Nicole Lee ’02, one of the Law School’s most accomplished alumnae in the area of human rights advocacy, brought a message of inspiration – and some practical tips on working in the field – to the next generation of activists.
Lee is the president of TransAfrica, in Washington, D.C., which advocates on foreign policy issues related to people of African descent worldwide, with emphasis on U.S. trade and aid policies. She spoke to about a dozen students on Oct. 23, at the invitation of SUNY Buffalo Law’s Career Services Office.
As alumni and faculty of the Law School continue to make a difference not just nationally but globally, human rights issues are among the forefront of concern. Lee recounted the history and mission of TransAfrica, and spoke of what it takes to work in this specialized area of legal advocacy.
Importantly, she said, “we work with community groups on the ground. We do not impose our opinions or beliefs.” For example, she said, “I don’t live in Uganda, and I’m not Ugandan. I can’t possibly understand what is the best solution for Uganda. … We talk a lot about amplifying voices from the ground, not speaking for them. There’s no such thing as a voiceless person. Everyone has a voice, everyone has a perspective.”
Her own work in human rights law, Lee said, is “very much rooted in domestic policy work.” That affords her a perspective on the human rights struggles of those on U.S. soil, and, she says, “I’m really glad for that, because there’s no ‘othering’ that can go on, no saying, ‘It’s really messed up over there.’ Because it’s really messed up here as well. Let’s keep in perspective that countries have problems, peoples have problems, communities have problems, and we have to use whatever resources we have to try to help that.”
Lee said she was drawn to SUNY Buffalo Law as a student by the presence of Dean Makau W. Mutua, internationally known in the field of human rights law. During law school she had an internship in South Africa (“very difficult, very unsettling but very good, a great experience in the end”), worked in Haiti for 2½ years, then went to Washington and to TransAfrica as a researcher. When the organization’s president left, she applied for the job: “I was the first person to actually live in the field, and I wanted to bring that experience to the job.”
For those who want to work in global human rights, Lee stressed the old lessons of thorough preparation and hard work. “Luck comes to those who prepare,” she said. “I really want to stress for you to take every opportunity to learn everything you can. We are not gifts to the planet just because we believe in human rights. You really need the skill set to do the work.
… You’re not just learning information, you’re learning how to work. And that’s really important, especially if you’re going to be in leadership. If you know two languages, learn another one. If you know four languages, great! You’re good at languages – keep on learning.”

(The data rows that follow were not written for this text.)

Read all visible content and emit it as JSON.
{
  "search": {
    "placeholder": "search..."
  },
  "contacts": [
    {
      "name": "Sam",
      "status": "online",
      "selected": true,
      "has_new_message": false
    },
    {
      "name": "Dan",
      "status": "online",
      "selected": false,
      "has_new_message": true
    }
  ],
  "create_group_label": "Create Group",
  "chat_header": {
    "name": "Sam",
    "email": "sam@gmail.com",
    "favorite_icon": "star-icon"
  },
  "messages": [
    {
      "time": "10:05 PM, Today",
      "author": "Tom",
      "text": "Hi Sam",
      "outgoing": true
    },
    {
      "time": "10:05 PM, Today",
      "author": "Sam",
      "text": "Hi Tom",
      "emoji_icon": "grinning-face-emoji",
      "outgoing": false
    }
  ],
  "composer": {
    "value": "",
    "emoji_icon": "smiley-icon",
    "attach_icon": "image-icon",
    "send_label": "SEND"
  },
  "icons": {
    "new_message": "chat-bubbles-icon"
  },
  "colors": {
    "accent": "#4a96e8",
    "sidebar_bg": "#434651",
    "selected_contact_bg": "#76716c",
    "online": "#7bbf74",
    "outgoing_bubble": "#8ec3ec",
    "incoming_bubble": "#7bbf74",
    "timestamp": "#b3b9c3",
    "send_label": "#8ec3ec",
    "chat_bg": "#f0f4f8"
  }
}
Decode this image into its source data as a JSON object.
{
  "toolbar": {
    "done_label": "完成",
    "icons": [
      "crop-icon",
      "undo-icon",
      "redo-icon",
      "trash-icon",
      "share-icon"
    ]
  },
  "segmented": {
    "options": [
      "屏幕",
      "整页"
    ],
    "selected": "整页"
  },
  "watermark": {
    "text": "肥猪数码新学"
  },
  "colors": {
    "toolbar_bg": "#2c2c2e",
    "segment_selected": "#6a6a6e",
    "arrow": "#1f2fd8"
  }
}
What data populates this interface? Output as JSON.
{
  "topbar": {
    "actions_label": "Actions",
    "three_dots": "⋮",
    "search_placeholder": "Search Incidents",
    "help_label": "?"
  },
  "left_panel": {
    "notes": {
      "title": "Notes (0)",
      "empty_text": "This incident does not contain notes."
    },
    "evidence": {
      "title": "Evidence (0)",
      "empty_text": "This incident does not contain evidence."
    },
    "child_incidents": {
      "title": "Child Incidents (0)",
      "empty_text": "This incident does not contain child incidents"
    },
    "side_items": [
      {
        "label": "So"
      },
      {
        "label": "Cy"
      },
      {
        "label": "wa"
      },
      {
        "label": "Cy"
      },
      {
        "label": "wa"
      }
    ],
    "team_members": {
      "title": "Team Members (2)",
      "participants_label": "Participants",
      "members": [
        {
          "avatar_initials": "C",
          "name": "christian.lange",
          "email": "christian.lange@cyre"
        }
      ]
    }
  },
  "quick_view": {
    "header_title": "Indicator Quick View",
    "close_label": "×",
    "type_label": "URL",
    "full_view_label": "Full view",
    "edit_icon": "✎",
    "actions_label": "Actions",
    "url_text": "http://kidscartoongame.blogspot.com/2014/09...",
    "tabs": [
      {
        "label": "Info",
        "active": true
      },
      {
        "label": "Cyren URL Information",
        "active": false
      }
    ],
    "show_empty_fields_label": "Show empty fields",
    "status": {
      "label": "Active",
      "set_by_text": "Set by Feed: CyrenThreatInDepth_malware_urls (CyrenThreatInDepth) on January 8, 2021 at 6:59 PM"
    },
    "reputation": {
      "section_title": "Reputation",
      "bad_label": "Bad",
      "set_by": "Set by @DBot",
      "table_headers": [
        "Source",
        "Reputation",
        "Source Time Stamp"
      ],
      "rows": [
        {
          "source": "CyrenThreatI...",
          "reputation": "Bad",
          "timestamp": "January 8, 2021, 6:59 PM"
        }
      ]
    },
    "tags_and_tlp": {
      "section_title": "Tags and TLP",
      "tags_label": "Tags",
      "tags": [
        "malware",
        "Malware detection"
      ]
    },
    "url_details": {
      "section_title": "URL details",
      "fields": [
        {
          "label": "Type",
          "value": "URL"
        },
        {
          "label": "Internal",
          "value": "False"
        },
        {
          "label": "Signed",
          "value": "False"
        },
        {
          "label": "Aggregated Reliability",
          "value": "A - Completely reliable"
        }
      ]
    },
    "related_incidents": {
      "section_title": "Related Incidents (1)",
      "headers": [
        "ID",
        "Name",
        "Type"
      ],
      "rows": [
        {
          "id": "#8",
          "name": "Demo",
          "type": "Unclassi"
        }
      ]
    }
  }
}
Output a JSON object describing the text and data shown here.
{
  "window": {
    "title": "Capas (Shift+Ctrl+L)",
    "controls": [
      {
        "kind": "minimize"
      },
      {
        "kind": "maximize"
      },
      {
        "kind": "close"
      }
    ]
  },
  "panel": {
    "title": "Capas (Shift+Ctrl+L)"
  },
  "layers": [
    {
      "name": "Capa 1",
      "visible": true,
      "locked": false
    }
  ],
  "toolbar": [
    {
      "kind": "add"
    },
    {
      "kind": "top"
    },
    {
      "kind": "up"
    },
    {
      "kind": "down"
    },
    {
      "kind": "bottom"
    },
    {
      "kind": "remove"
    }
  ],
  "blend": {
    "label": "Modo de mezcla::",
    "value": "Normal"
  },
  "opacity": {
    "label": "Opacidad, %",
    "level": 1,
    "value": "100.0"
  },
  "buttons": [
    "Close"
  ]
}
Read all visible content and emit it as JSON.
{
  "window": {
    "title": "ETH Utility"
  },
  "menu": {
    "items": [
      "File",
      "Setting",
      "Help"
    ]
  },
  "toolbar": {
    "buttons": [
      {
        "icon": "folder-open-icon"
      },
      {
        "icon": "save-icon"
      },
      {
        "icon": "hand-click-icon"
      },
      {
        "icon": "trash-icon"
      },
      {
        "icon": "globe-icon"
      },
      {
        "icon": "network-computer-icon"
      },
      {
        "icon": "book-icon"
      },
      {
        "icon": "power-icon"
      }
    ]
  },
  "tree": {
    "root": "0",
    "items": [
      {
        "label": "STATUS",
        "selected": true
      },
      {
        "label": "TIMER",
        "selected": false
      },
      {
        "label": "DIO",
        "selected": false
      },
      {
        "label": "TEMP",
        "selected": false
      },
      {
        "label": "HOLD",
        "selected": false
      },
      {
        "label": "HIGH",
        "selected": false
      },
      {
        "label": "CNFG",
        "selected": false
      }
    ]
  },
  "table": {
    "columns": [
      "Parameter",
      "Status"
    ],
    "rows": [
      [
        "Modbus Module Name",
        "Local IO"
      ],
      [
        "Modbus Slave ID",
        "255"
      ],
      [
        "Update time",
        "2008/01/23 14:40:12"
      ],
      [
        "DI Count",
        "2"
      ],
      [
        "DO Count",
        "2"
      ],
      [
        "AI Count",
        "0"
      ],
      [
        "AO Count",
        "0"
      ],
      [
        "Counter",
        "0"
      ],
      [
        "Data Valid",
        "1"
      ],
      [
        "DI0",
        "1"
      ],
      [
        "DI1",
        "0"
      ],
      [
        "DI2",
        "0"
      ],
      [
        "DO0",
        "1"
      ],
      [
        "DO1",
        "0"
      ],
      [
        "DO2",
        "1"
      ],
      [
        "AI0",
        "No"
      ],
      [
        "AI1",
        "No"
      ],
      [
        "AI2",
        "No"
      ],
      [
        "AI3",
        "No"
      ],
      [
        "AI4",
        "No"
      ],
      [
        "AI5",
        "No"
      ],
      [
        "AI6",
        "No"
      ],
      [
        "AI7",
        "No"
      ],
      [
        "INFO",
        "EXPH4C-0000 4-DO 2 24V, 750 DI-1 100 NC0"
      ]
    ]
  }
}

To her largely female audience, Lee also spoke frankly about the eternal difficulty of balancing family and career, noting that at some nonprofits women encounter pressure not to have children. “I love what I do, but I am not going to let anybody tell me how to run my life,” she said. “I work really, really hard, but when it’s really important for my family, I’m there. It’s a constant juggle, but it’s OK. For me, the fact that I have kids has really enriched my life and it’s also really enriched my work.”
And about the work itself, she said: “There’s a lot of human interaction. I sit on the phone most of the day. I feel like I get very little done except phone calls and emails. It’s all about getting other folks to do what you need them to do. I talk all day. If you don’t like to talk, you can’t do this.”